## [What this task involves]
Please copy each line of the records below that includes the word "Microsoft".

## [Material to process]
<<<<
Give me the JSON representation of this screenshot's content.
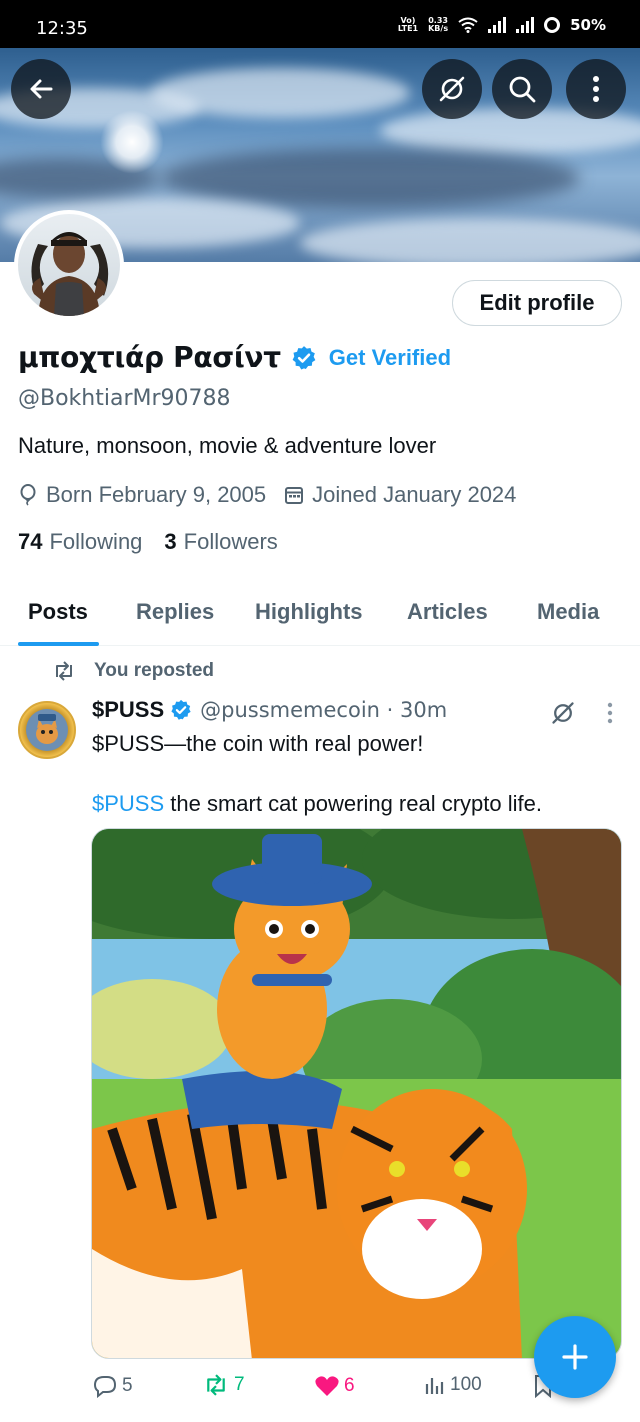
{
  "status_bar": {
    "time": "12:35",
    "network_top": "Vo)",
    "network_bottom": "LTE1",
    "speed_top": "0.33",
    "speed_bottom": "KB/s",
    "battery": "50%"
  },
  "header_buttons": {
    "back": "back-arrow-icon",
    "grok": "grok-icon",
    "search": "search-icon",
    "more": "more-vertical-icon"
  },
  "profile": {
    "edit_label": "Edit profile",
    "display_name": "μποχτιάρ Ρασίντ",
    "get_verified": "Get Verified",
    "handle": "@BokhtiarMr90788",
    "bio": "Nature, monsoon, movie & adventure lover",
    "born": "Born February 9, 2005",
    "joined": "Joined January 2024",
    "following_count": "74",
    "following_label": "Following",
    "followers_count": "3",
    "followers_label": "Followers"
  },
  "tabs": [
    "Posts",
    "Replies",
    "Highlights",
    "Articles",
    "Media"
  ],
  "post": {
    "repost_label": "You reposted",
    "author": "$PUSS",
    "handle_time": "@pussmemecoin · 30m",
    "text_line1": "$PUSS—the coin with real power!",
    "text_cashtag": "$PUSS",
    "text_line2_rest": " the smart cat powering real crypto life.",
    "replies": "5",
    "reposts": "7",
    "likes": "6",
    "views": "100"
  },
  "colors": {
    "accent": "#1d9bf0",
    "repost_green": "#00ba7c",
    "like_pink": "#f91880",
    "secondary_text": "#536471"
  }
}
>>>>
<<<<
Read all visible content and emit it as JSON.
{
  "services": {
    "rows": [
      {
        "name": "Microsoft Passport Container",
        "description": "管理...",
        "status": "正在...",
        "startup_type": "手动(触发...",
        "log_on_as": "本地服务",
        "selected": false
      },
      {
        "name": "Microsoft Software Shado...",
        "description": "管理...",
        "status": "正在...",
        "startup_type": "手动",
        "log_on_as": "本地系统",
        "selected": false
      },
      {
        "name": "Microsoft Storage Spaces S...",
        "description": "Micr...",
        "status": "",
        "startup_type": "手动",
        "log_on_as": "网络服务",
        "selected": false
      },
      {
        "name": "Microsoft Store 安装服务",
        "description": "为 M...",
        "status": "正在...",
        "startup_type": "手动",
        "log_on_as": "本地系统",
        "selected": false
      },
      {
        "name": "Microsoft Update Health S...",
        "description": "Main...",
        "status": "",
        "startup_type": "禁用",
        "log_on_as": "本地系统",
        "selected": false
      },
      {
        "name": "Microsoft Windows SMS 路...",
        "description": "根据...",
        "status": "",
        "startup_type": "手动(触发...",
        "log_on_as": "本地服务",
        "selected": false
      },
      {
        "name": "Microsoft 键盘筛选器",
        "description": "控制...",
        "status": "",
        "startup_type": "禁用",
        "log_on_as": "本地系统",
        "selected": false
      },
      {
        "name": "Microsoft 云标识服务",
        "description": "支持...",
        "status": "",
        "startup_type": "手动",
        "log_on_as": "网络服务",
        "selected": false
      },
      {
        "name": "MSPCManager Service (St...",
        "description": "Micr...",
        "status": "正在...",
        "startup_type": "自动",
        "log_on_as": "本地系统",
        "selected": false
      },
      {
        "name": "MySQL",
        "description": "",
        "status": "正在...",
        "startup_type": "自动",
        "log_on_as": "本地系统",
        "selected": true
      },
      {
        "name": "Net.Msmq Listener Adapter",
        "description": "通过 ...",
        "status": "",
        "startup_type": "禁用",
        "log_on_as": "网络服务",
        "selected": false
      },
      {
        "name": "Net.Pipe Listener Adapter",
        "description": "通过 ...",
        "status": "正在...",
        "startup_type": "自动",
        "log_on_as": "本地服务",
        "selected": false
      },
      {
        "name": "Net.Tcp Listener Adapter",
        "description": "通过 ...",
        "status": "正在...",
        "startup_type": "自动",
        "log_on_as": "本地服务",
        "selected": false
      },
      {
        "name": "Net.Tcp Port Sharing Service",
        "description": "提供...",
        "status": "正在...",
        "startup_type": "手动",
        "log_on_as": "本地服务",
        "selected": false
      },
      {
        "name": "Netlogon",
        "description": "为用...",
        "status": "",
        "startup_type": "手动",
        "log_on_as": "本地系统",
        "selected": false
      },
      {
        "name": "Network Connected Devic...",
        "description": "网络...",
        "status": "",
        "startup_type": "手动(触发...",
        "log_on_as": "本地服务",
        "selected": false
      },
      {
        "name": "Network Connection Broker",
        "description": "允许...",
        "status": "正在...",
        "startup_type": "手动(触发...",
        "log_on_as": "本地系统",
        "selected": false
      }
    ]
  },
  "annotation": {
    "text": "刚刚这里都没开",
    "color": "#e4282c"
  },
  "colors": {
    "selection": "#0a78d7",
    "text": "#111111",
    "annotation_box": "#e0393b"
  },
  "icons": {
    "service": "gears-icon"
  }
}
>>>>
## [Written answer]
        "name": "Microsoft Passport Container",
        "name": "Microsoft Software Shado...",
        "name": "Microsoft Storage Spaces S...",
        "name": "Microsoft Store 安装服务",
        "name": "Microsoft Update Health S...",
        "name": "Microsoft Windows SMS 路...",
        "name": "Microsoft 键盘筛选器",
        "name": "Microsoft 云标识服务",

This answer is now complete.